We entered a rather dense forest, which was being shelled pretty heavily. A number of wounded were being brought back along the road we traveled. The story was told that four stretcher bearers and their patient were killed by a shell. We turned off from the road and dug in about a hundred yards from the road. Just as we turned off from the highway, l saw a dead horse that had had some meat cut off from its hind quarter. Suppose it must have been used by the Germans for food.
We lost no time in getting down in the earth, though it was rather hard digging in the woods, on account of the tree roots. I bought a pair of German field glasses from a fellow in the 9th Infantry for fifty francs, and added them to my already fast increasing supply of souvenirs.
Cpl. Fritz, a young fellow who had come over in June, 1917, and had recently been transferred from our platoon to another company in the battalion, was wounded and died the next day in the Field Hospital. Several German planes circled just above the tree tops for several hours, and kept a steady fire of machine guns at us, and dropped a good many bombs around close. We only got relief from this harassing fire when darkness came.
About nine o'clock, we moved along a narrow gauge railroad track, and then over a yet muddier road to a new position. This time we settled down near a farm house on the edge of this forest, connecting the 9th Infantry and the 89th Division, there being a gap between these two units. The Battalion Commander made his headquarters in the farm house or barn, and the next morning found a German machine gunner and his machine as a fellow occupant. My bed for the remainder of the night was my stretcher. The cold from the wet ground came up through the stretcher and chilled me through and through.
At daylight the next morning, all of us moved back into the woods, and proceeded to dig in, for protection from both the weather and shells. We dug a place long enough for our bodies, and about two feet deep, then covered the top, all but a hole big enough to crawl in. We piled dirt on top. In time we had a fairly good place to sleep, as well as protection from shells other than a direct hit. The day passed quietly, were not shelled any. At night we received "chow", which was served a short ways from our bunking place. As it was pitch dark, we had a lot of trouble finding where we were to eat. Someone had swiped my mess pan, so I had to do likewise to another before I ate. It was some job to get back to our right places in the darkness.
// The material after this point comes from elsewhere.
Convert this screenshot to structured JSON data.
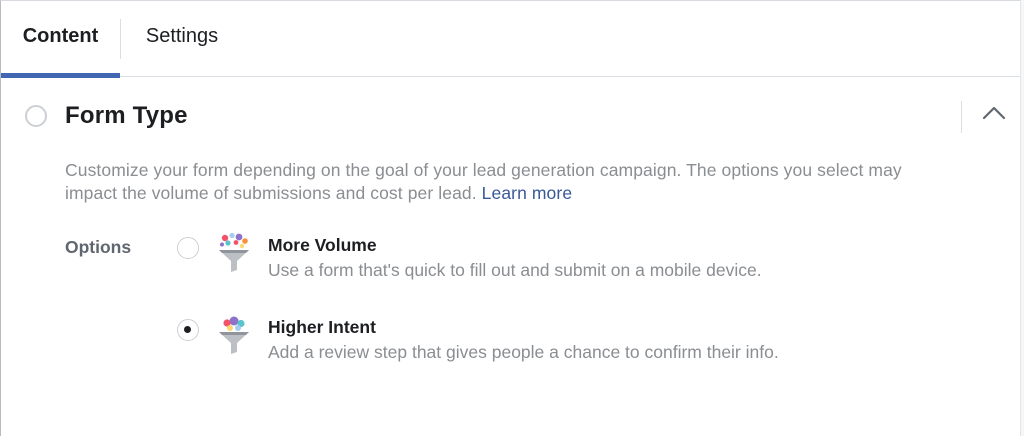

Outside of falling through an officer's den and several other "holes", I managed to get back to my underground palace within the course of a half hour of so. We aided each other, when one of us would reach the right place, by calling out to those who were located near by, and in that way we expedited matters to some extent. I was very thankful that I was not eligible for any watches. I lay in my hole and listened to the rain, feeling so thankful that I did not have to stand out in it.